Ever since its introduction, the XPC has been an incredible success for Shuttle, and the all-new P2 chassis expands on the popular P-series of chasses, giving it a face lift at the same time. The SN27P2 is the first barebones to use the new chassis - does it continue on the success story that many of the company's previous designs have followed? We have a look to find out...
Inside the box
- Shuttle Manual & Quick Reference;
- Driver CDs and Floppy disks;
- Extra single ended IDE cable;
- Extra 30cm SATA cable;
- Front metal feet with anti-scratch rubber tips;
- Molex adapter for floppy drive;
- Extra screws.
Shuttle includes most of everything you'll ever actually use in the unit itself. It's a testament to Shuttle's extensive knowledge and vision of its XPC line that it provides the short SATA and floppy cables if you are looking to use floppy drive or a SATA hard disk in the central 3.5" drive bay. The rubber tipped feet are also a genius feature: they raise the front and look good, being all metallic, but don't leave dents or marks when you move the machine about.
Shuttle borrows the brushed aluminium look from its incredibly sexy G5 chassis but surrounds it with glossy plastic and funky new buttons to give it a look more fitting to a home theatre environment. The P2 chassis retains the same size specifications as the P chassis which is still larger than the G-series chasses.
The front is similar to the P-series in that it contains stealthed 5.25" and 3.5" bays and whilst the 3.5" bay is still a push to release, the 5.25" bay button for the disk drive has been moved to above the other silver "buttons". I say that in the sense that they look buttonious but in fact only two out of three of them are actually buttons.
The top one opens the 5.25" drive, the middle one is simply the hard drive activity LED and the bottom one is the power switch. The reset switch has been moved to the bottom underneath the flap which also contains the front audio ports, two USB 2.0 ports and a mini Firewire port.
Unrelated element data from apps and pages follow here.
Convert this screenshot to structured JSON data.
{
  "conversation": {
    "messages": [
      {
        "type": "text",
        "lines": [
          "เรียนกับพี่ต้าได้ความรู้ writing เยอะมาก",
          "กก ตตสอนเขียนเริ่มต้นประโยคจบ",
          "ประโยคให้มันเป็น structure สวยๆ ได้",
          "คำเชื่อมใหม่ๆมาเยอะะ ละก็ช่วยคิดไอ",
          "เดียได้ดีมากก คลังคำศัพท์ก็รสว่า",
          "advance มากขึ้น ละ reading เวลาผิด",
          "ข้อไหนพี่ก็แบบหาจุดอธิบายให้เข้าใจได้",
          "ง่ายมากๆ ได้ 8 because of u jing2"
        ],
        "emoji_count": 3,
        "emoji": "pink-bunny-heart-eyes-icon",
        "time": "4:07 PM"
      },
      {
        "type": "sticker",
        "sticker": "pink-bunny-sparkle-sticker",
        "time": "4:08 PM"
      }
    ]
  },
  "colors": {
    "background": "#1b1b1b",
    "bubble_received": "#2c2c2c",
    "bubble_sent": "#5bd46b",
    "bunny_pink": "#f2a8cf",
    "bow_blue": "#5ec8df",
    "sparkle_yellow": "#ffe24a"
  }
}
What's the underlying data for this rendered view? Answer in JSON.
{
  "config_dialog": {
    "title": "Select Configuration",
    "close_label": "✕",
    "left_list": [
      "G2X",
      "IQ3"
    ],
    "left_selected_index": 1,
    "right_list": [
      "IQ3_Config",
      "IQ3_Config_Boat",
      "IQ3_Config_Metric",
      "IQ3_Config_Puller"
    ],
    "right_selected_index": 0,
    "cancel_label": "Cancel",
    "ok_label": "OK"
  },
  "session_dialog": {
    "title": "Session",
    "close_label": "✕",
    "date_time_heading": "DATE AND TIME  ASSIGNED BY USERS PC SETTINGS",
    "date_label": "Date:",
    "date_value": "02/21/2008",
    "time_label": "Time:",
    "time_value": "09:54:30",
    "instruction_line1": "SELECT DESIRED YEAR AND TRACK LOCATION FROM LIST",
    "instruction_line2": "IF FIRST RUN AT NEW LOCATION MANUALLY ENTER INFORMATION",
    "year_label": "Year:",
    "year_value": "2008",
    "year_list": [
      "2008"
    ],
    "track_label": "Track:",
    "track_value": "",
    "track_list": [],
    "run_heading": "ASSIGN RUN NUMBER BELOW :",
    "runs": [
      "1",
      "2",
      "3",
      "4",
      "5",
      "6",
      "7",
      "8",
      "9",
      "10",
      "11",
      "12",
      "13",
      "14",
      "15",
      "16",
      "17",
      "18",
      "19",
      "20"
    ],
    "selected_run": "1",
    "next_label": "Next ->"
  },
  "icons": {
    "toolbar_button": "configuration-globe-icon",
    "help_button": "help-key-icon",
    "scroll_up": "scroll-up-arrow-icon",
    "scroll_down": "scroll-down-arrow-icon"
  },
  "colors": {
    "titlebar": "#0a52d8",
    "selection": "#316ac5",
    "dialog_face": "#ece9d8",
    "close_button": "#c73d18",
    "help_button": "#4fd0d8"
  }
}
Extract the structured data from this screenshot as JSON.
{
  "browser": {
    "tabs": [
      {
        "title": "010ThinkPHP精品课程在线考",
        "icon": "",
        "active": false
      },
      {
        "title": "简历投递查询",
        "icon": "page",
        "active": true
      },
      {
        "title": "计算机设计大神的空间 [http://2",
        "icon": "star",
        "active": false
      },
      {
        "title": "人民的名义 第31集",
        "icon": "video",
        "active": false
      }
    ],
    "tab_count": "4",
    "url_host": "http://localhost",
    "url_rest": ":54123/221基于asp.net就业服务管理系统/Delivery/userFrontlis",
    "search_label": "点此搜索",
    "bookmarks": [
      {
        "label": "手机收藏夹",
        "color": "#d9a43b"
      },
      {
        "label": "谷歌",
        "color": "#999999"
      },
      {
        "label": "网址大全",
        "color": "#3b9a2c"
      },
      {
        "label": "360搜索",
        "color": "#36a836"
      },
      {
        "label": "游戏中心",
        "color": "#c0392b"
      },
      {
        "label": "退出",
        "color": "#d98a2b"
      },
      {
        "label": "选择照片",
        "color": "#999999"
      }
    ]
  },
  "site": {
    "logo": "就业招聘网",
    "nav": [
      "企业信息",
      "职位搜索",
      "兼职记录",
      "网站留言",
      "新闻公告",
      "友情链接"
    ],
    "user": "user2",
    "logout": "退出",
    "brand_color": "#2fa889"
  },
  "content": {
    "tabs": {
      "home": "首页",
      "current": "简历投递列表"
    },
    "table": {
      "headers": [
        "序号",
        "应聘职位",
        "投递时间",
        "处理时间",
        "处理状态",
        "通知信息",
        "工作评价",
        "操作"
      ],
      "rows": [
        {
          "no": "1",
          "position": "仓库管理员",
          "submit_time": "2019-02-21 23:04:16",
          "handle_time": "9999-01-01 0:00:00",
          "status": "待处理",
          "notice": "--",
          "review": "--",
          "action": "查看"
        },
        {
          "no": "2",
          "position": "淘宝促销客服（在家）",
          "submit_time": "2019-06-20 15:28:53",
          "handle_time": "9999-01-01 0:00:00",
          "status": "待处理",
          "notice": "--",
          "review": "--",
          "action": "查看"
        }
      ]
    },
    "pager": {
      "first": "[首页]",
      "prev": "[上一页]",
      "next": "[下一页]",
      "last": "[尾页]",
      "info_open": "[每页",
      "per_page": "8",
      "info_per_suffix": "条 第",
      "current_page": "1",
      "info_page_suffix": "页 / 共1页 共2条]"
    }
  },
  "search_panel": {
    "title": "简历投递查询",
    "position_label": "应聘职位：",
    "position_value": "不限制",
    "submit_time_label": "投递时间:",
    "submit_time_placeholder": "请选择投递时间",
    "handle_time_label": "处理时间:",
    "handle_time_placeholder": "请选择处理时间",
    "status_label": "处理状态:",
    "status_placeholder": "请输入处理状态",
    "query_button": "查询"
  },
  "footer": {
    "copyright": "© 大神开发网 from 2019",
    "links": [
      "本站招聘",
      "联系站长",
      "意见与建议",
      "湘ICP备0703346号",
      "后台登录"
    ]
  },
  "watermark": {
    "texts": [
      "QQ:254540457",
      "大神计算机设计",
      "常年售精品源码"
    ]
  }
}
Gone is the integrated slot reader at the top, instead you'll have to install your own into the 3.5" bay or use an external USB one - that's a bit of a shame.
The sides are black anodised aluminium with plenty of ventilation holes for the CPU, graphics card and hard disks, and as usual you get an embossed shuttle logo too.
The rear has an interesting array of connectors on the back I/O panel. There are no PS/2 ports at all, however there are six USB 2.0 ports to compensate for the loss. There is also a six pin Firewire port, as well as an eSATA port, a single Gigabit Ethernet port and an array of audio plugs: five 3.5mm audio jacks, optical S/PDIF in and out and coaxial S/PDIF out. Finally, Shuttle has included a CMOS reset button on the back of the case so that you don't have to fiddle around inside the case all the time to reset failed overclocking attempts.
The PSU is above this and uses a quieter 80mm fan. The larger P-series chassis means that there is room for a bigger PSU, suitable for the latest dual core CPUs and high end graphics cards. The review unit we have includes a 350W unit, but Shuttle has told us that it will ship all retail SN27P2 barebones systems with a 400W unit installed - this is more than enough power for the form factor. There are some squared holes above this as vents for the two 60mm fans that cool the hard disks. They are somewhat limiting to airflow but because the case shell lip sits over the rear countersunk fan screws, putting on normal fan grills would just get in the way.